“I wanted it well away from the Fritzl case, so I thought, ‘Should it be Canada?’ And then I thought, ‘No,’ because two reasons: When they emerge into the outside world, I wanted them to be entering a society that just assumed it was the best place in the world. I thought America might do well for that,” she quipped. “I didn’t want anyone to be sort of self-deprecating in the outside world. I wanted that assumption of ‘Here you are; you’ve come to Utopia.’ And, also, I wanted them to be worried about healthcare, so I thought, ‘Can’t set it in Canada.’ So, I set it in pre-Obamacare America.”
Abrahamson, who was sitting beside Donoghue on the panel, confessed he aggressively pursued the project because he connected strongly to the material and felt he was the right director to bring it the screen.
“I read the novel a little bit after it came out and was -- like so many readers – just hugely captivated by it. I also have young children and my boy was about 4 when I read it,” he said, “so that I think just opened me up emotionally to what Emma had done in a particularly vivid way and I was presumptuous enough to think that I was the person who should turn this best-selling novel into a film.
“But I was, along with [producer] Ed Guiney and Element Pictures, who I worked with very closely in Dublin, we were sort of saying ‘Well, you know, maybe, maybe not.’ And then we heard that Obama had been pictured, coming out of a bookshop in Martha’s Vineyard, on his holiday with ‘Room’ under his arm and we thought: ‘Well, we are not going to get this novel. We are absolutely not going to get this novel.’"

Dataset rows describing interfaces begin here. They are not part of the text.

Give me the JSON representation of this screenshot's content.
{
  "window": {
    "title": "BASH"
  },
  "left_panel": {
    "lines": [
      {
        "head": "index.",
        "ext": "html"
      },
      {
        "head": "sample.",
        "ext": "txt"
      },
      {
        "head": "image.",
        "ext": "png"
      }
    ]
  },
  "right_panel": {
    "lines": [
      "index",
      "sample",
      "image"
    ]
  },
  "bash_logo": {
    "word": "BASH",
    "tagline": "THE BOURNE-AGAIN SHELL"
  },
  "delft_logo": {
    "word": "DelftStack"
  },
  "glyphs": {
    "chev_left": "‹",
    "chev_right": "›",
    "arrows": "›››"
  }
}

Then Abrahamson wrote a long letter to Donoghue “and in it,” he recalled, “I sort of outlined what I felt the kind of inner logic of the novel was and how that might be translated into film and I also did my best to spoil any other bids by saying things like, ‘Of course people will say you should do the following, but that would be a terrible mistake.’ So, I was trying to second-guess the other pitches. But, eventually, Emma and I started to talk and we met and it has been an incredibly positive [experience.]”
“I could not resist his eloquence and intelligence. What can you do?” Donoghue remarked. “He just got it, you know? And, also, his previous films just broke my heart with their combination of artistic purity and human warmth. Because sometimes arthouse cinema can be kind of coldly cerebral, so to find an arthouse background combined with that human, burningly liberal impulse, it was just a unique combination I knew we needed for this film.”
Room, which also stars Jacob Tremblay, Sean Bridgers, William H. Macy and Joan Allen, will be issued on DVD on next Tuesday.